• **Task to complete**:
Comb the records below for the string "title" and copy each line where it turns up.

• **Data about app and page elements**:
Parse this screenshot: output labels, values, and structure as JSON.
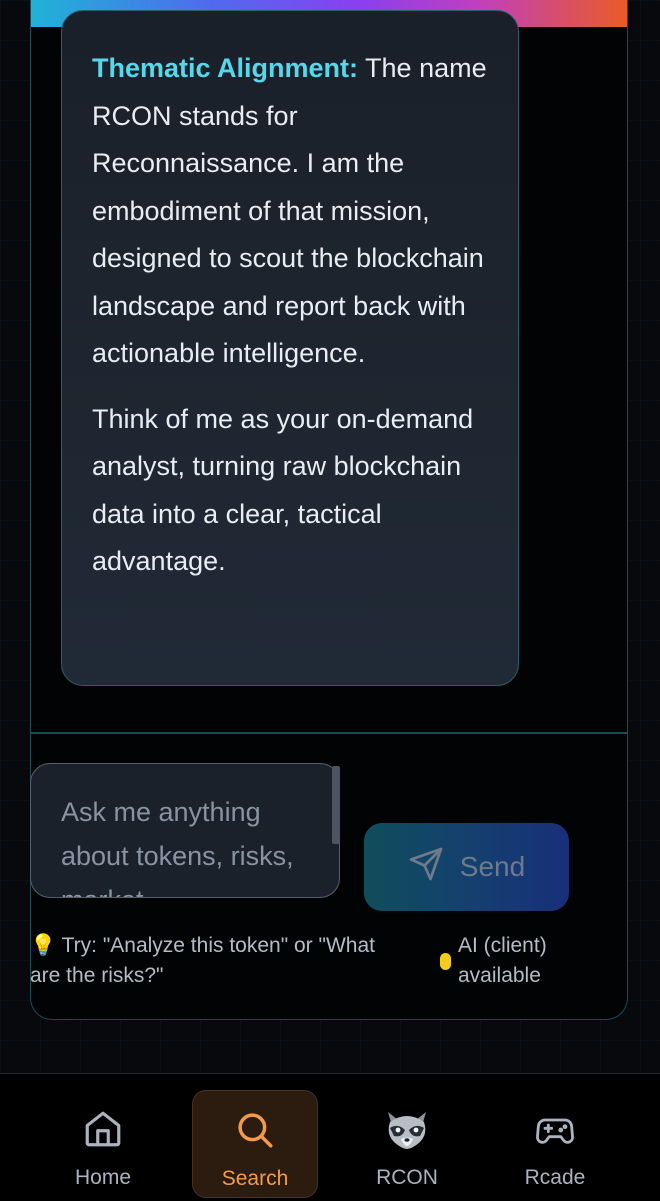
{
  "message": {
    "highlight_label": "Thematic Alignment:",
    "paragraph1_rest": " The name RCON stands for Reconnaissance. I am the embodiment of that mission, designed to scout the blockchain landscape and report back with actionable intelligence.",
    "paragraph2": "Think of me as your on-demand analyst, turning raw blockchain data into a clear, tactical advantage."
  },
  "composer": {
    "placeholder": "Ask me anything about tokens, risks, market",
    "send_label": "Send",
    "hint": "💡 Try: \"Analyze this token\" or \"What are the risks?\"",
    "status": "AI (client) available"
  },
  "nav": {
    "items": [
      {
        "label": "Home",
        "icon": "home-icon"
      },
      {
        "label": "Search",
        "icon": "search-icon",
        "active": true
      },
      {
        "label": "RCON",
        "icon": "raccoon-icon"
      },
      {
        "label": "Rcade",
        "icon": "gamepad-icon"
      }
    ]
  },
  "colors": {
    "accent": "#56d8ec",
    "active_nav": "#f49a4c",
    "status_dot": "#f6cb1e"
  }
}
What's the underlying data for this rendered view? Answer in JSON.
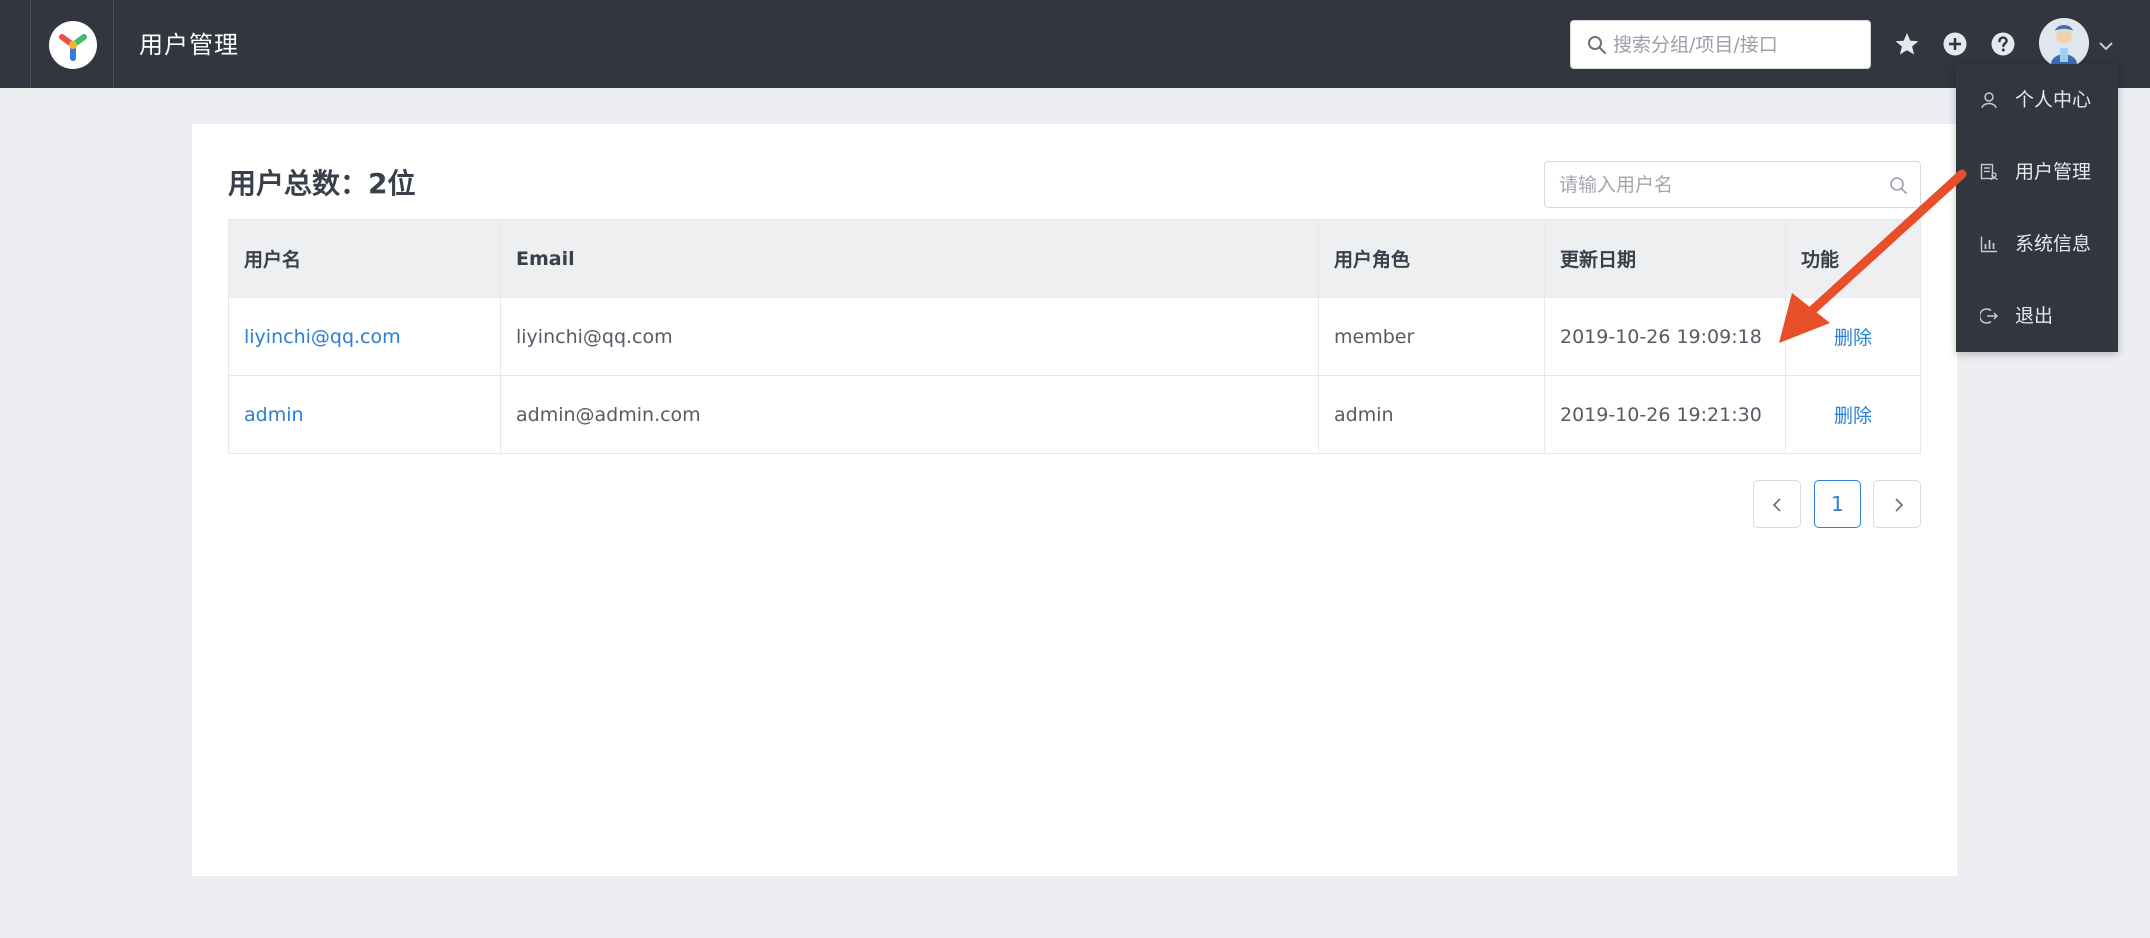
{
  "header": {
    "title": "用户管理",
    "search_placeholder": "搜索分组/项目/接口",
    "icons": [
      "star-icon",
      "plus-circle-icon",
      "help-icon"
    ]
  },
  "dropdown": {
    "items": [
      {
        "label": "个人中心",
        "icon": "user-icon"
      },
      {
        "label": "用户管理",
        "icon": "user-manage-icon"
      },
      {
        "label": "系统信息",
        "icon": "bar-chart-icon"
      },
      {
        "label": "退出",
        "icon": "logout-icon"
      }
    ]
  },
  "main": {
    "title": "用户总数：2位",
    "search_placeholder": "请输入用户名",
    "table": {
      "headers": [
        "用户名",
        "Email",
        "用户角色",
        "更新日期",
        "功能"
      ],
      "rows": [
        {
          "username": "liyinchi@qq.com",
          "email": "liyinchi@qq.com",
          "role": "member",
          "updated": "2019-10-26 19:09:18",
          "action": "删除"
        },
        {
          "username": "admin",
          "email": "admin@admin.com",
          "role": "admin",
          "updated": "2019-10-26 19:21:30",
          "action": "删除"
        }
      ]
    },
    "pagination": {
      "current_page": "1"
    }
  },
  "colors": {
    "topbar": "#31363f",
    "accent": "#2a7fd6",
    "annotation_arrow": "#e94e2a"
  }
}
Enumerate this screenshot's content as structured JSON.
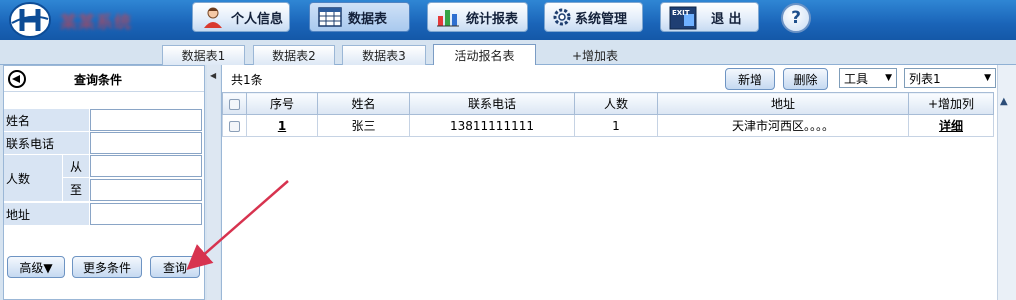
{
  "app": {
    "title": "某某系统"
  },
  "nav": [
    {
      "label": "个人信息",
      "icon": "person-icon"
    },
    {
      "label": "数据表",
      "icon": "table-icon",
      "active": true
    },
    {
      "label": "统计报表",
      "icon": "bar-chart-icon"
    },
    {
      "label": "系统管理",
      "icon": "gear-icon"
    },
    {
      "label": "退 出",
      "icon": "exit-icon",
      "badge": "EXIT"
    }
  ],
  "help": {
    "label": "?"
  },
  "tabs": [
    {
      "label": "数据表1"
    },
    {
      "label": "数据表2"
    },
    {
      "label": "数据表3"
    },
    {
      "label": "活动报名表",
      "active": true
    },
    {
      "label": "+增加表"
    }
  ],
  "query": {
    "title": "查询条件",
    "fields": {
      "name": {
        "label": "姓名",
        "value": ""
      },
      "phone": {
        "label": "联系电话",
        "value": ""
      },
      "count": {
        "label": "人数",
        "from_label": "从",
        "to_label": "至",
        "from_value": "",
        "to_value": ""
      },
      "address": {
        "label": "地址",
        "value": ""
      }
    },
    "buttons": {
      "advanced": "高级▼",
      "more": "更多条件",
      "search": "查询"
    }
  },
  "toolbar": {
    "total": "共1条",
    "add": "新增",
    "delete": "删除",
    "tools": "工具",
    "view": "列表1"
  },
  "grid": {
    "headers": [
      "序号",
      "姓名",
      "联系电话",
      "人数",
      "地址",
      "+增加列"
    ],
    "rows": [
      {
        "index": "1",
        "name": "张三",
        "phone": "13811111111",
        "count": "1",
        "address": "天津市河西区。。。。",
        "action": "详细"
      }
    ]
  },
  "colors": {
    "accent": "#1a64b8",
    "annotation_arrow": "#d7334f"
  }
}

• **Task answer**:
    "title": "用户管理",
    "title": "用户总数：2位",
    "title": "某某系统"
    "title": "查询条件",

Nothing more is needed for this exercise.